"We thought we had it licked," Jay Stefany, the Navy's program manager for the LPD 17 program, told reporters Jan. 21. "And that's where we were until right before Christmas."
Let's get geeky.
That's when the newest ship in the class, the USS New York (LPD 21), reported a bent crankshaft in one of the four diesel engines that drive the ship. Engineers found that the shaft was thrown out of alignment by scratches being made in the inner ring of the nine bearings that support the shaft - scratches that caused enough of a difference in the thickness of the bearings to make the shaft wobble.The good new here is that CFFC is taking this seriously.
The scratches are caused by particles too small to see - much of them between 20 and 40 microns wide, or about .00118 of an inch, according to Stefany.
Early in December, Adm. John Harvey, commander of Fleet Forces Command, ordered Rear Adm. Michelle Howard, commander of Expeditionary Strike Group Two, to begin a Manual of the Judge Advocate General investigation, or JAGMAN, of the problem. The effort reportedly is being led by NAVSEA's Rear Adm. Tom Eccles, the Navy's chief engineer. The investigation is focused primarily on the San Antonio and not the New York, which has yet to transfer to fleet operational control.Make sure and listen to Midrats on Sunday for a BIW funny - but this just adds to the joy of the folks from BIW.
Byron, step to the microphone, please,
"We found a higher-than-expected failure rate on quality of the thickness of the welds," Stefany said. The issue was not that, properly hangared, the welds would soon fail in service. Rather, Stefany said, the welds are "critical for shock survivability and for service life. You need [the thicker weld] dimensions to guarantee that." As a result, he said, a ship designed for a service life of 40 years might only make it to 30.Note to our friends in Millington. I will help you find the BA/NMP for LCDR/CDR/CAPT types for you to recode and increase your number of inspectors.

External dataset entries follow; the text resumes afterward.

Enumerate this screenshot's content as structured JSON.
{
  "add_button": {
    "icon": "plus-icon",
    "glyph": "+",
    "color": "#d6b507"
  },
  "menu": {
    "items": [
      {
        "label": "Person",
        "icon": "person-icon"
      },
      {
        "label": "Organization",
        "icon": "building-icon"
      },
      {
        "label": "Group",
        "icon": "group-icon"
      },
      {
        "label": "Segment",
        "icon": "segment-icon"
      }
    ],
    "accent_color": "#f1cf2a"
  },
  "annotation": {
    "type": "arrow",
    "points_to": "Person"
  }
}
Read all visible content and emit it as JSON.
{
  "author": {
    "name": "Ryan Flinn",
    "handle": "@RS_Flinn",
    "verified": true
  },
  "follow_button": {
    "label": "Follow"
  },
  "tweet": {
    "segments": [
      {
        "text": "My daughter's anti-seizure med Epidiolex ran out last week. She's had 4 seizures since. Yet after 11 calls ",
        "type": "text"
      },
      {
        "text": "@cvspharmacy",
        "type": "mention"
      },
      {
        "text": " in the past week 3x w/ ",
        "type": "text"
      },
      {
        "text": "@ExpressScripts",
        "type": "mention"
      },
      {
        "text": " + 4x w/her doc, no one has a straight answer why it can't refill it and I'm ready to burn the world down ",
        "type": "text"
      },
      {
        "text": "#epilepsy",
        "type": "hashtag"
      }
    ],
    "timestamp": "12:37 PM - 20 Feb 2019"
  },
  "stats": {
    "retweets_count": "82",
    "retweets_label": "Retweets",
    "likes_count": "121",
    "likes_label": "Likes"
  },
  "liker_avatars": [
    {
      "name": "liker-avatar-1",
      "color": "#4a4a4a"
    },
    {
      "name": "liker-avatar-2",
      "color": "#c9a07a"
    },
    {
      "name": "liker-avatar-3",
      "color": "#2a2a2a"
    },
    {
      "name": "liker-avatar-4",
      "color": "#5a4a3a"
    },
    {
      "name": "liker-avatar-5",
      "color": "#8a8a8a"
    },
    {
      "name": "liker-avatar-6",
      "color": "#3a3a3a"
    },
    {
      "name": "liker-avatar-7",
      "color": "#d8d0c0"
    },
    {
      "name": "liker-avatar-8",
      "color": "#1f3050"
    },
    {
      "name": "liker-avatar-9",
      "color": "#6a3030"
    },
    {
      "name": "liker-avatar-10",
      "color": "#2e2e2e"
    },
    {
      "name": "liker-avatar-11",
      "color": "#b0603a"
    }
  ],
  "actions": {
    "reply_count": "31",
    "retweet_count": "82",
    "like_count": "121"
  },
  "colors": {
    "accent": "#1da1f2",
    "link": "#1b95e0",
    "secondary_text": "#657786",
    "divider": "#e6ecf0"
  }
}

I will even help you find additional funding for graduate school engineering education - just give me the top cover and the mandate.
"It's not as catastrophic [as the lube oil problem] but we're working it," Stefany said. "It's not as in-your-face as the engines are - basically it's just putting more welding material on."
If you don't want to contract me to do it - drop me a line and I will find a EDO CAPT that will do it gratis.
Give NAVSEA and SUPSHIPS more qualified personnel with the right mandate and they will help fix this. All you need to do is set the right priority.
Clean lube oil is about as fundamental an issue as you can get. All the "Best Places to Work" awards in the world don't mean squat if you can't even get grit out of your lube and measure your welds right.
UPDATE: I got a heads-up by One Who Would Know to clarify something in the article,
.... Chris Cavas, got Jay wrong on the "bent crankshaft". It is out of round, not "bent".Not the same, but important. Have an engineer tell you the difference - your eyes may glaze over - but he will be giddy as schoolgirl telling you about it. You'll make him happy. Kind of like asking Byron about welds ....
UPDATE: More goodies being slipped under the door on welds.
DDGs have a similar challenge, and it happened because the entire QA cadre dropped the ball. Uncertified and barely certified personnel performed weld inspections on P1 and P2 piping. A good QA will catch the problems and fix them as you build the ship. It didn't happen that way in this case.
Bad welds accumulated over time until the ships were nearly completed, then everyone went "Oops!" The challenge is that the problem was of unknown magnitude because it involved piping that was lagged and obstructed from view in many cases. LPD-17 class had significantly more welds, so more problem welds which meant they got most of the attention.
A Technical Review Team inspection plan was set in motion last year and the push to find a work around has been going on for a few months. Weld repairs are being made. ASTM weld criteria is being accepted where it makes sense and MIL SPEC criteria will be required where needed (it involves a short equation using the lengths of the two weld legs). There is a detailed Risk Analysis out for review at the moment.